MFG: I am really prepared for my classes. Like when I first came here I was getting As and Bs in all my classes. They’re easy if you put your mind to it and do all your work. It’s not that different than high school, I just put my time into it and everything is perfect.
MM: I’m majoring in nursing so I’ll be graduating next year with my BS. This was my second choice though. In my advisory we did an activity where they asked us what career did you want to get into. And I always wanted to get into the medical field, but being a doctor was my first choice. I had a lot of immigration issues going on at the time, and at that point I was legal, but I didn’t have a green card or a U.S. passport and that created a problem. Because of the immigration issues I had to choose nursing because I have my visa to be in the U.S. until 2012. So, if something goes wrong at least I’ll be closer to completing my program. If I chose pre-med, what am I going to do after? Am I going to be here or not?
FD: I actually switched my major from zoology to film and television. When I started the zoology major, I decided I didn’t like it. They gave me biology, chemistry, calculus and I never had calculus before in my life so I had to get out of it. We did some science in high school, but it wasn’t really at that level. The professor wrapped up everything we did in high school in like two days. So, I switched my major completely. It’s way better. It’s a lot of reading and the reading is really, really hard, but it’s English so it’s better than science. I can just take a dictionary or ask the professor if I don’t understand something.
MFG: I’m a nursing major student but I’m in the health sciences program right now and I’m going back to the nursing major next semester. The number one thing is that I want to keep my GPA high and so I don’t want to be in a program where I can’t keep my GPA high. I want to be in a program where I can catch up.

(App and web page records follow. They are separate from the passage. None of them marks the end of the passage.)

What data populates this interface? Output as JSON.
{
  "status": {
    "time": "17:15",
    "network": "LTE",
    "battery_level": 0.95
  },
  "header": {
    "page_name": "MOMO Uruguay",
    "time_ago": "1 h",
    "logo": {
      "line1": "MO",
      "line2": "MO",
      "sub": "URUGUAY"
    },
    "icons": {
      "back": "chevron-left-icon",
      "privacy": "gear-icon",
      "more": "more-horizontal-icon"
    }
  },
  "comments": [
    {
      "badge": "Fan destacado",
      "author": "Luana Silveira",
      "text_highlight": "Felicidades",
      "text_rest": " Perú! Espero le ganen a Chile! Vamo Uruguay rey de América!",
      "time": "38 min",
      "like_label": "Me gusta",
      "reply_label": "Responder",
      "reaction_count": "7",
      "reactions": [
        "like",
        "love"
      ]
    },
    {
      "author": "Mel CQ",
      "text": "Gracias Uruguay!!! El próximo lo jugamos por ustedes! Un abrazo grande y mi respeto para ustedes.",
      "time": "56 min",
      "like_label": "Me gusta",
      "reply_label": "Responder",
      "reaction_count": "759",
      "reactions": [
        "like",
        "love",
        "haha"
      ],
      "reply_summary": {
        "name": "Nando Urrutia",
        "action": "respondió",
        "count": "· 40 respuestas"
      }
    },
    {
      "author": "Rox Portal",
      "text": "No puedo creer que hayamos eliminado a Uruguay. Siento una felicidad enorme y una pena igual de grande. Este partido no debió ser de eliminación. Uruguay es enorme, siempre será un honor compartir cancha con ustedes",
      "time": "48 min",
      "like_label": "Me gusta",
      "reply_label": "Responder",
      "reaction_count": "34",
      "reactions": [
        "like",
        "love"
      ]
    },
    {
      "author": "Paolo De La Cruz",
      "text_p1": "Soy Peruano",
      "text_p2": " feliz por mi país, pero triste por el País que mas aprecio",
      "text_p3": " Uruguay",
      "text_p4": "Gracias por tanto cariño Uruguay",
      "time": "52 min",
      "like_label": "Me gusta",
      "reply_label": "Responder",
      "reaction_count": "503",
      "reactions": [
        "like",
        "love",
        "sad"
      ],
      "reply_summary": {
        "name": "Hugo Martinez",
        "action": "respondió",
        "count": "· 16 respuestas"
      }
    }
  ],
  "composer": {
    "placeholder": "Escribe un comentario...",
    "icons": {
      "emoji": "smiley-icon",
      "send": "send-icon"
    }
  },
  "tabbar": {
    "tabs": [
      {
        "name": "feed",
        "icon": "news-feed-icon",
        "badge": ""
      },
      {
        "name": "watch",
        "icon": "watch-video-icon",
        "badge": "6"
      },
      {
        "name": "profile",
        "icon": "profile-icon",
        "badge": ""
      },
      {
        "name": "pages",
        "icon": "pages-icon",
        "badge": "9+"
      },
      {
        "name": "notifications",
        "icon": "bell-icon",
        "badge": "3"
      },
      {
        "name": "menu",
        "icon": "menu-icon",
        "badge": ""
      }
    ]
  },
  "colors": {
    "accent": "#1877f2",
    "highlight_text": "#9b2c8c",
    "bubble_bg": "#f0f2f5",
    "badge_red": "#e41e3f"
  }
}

What should New York City do to help immigrants like yourselves get a better education?
MM: It’s really important to start sort of slow. But at the same time, to remember that you need to progress, to go up instead of staying at the same level. You need to give them real world experience instead of keeping them in hiding. There were a lot of things we were not taught in high school that other students knew. The more you increase the capacity, the higher up students are going to go.
FD: I would say they have to do more to really push them to learn English faster. For me, it was easy because I learned English before I came here so I picked it up faster, but others that didn’t know English struggled more and I think some of them didn’t even go to college. Some of them I never heard them talk English and I’m just wondering how they graduated.
MFG: To make students feel comfortable with the country to be more successful. To do more group work because it helped me so much to know the outside world. As a Haitian immigrant who came to this country not knowing English, things were kind of harder for me. My English wasn’t great, but it was my job to adapt myself to this school and this country. I would sit with students who were from other countries so this helps you to speak the English language more.
Did you read “The New Kids” yet? Thoughts?
MM: It got published? I’m going to have to buy it. I’m so busy with classes and exams.
FD: I started reading it. It’s very true. I’m not really like that anymore, but a lot of people tend to tell me that all I do is flirt around, but I think that’s the way that I am. Guys in America don’t really compliment women. Where I’m from, men compliment the ladies all the time, they smile at them, but here, they take it as flirting.
MFG: I bought it and I started reading it. I love it. That’s the first book I will read, I will focus and read it. It is so true, it’s reality. She paid attention to everything. I love it. It’s real life. It’s what happens in New York City schools.